Aim of the exercise >>
Output the records that follow exactly as they are written.

##### Material for this task

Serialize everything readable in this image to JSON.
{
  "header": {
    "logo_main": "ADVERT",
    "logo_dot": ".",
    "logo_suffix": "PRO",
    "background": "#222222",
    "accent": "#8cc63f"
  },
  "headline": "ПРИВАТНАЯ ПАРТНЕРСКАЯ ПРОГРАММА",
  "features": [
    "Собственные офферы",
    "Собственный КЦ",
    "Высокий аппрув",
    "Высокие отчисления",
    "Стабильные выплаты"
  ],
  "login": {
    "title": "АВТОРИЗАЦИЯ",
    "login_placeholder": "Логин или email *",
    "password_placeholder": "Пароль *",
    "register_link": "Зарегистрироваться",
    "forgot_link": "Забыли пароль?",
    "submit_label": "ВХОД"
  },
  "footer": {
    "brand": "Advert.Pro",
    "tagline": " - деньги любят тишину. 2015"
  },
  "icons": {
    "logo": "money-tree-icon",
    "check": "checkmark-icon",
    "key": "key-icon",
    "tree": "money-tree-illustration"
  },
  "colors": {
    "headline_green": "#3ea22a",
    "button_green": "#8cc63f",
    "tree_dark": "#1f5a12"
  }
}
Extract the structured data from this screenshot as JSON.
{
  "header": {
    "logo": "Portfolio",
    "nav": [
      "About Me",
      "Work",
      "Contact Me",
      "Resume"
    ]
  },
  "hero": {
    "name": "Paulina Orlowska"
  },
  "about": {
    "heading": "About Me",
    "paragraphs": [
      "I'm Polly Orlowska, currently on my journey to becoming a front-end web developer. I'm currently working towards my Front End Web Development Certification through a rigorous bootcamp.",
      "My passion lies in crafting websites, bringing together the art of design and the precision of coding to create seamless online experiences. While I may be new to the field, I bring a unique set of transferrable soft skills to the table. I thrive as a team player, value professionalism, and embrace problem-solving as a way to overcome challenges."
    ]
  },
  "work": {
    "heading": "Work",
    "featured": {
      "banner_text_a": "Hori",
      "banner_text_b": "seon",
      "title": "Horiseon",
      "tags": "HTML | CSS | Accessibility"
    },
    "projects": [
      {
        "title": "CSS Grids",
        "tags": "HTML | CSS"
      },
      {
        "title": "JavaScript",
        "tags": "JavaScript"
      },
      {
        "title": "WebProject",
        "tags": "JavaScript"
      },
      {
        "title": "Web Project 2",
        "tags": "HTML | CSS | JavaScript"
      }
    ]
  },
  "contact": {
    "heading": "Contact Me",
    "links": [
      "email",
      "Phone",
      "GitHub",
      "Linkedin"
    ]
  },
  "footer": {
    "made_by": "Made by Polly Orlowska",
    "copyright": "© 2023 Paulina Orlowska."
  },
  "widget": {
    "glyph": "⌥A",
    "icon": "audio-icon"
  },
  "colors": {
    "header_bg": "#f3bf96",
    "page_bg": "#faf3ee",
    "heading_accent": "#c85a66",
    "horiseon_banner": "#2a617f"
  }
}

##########

Solution >>
Serialize everything readable in this image to JSON.
{
  "header": {
    "logo_main": "ADVERT",
    "logo_dot": ".",
    "logo_suffix": "PRO",
    "background": "#222222",
    "accent": "#8cc63f"
  },
  "headline": "ПРИВАТНАЯ ПАРТНЕРСКАЯ ПРОГРАММА",
  "features": [
    "Собственные офферы",
    "Собственный КЦ",
    "Высокий аппрув",
    "Высокие отчисления",
    "Стабильные выплаты"
  ],
  "login": {
    "title": "АВТОРИЗАЦИЯ",
    "login_placeholder": "Логин или email *",
    "password_placeholder": "Пароль *",
    "register_link": "Зарегистрироваться",
    "forgot_link": "Забыли пароль?",
    "submit_label": "ВХОД"
  },
  "footer": {
    "brand": "Advert.Pro",
    "tagline": " - деньги любят тишину. 2015"
  },
  "icons": {
    "logo": "money-tree-icon",
    "check": "checkmark-icon",
    "key": "key-icon",
    "tree": "money-tree-illustration"
  },
  "colors": {
    "headline_green": "#3ea22a",
    "button_green": "#8cc63f",
    "tree_dark": "#1f5a12"
  }
}
Extract the structured data from this screenshot as JSON.
{
  "header": {
    "logo": "Portfolio",
    "nav": [
      "About Me",
      "Work",
      "Contact Me",
      "Resume"
    ]
  },
  "hero": {
    "name": "Paulina Orlowska"
  },
  "about": {
    "heading": "About Me",
    "paragraphs": [
      "I'm Polly Orlowska, currently on my journey to becoming a front-end web developer. I'm currently working towards my Front End Web Development Certification through a rigorous bootcamp.",
      "My passion lies in crafting websites, bringing together the art of design and the precision of coding to create seamless online experiences. While I may be new to the field, I bring a unique set of transferrable soft skills to the table. I thrive as a team player, value professionalism, and embrace problem-solving as a way to overcome challenges."
    ]
  },
  "work": {
    "heading": "Work",
    "featured": {
      "banner_text_a": "Hori",
      "banner_text_b": "seon",
      "title": "Horiseon",
      "tags": "HTML | CSS | Accessibility"
    },
    "projects": [
      {
        "title": "CSS Grids",
        "tags": "HTML | CSS"
      },
      {
        "title": "JavaScript",
        "tags": "JavaScript"
      },
      {
        "title": "WebProject",
        "tags": "JavaScript"
      },
      {
        "title": "Web Project 2",
        "tags": "HTML | CSS | JavaScript"
      }
    ]
  },
  "contact": {
    "heading": "Contact Me",
    "links": [
      "email",
      "Phone",
      "GitHub",
      "Linkedin"
    ]
  },
  "footer": {
    "made_by": "Made by Polly Orlowska",
    "copyright": "© 2023 Paulina Orlowska."
  },
  "widget": {
    "glyph": "⌥A",
    "icon": "audio-icon"
  },
  "colors": {
    "header_bg": "#f3bf96",
    "page_bg": "#faf3ee",
    "heading_accent": "#c85a66",
    "horiseon_banner": "#2a617f"
  }
}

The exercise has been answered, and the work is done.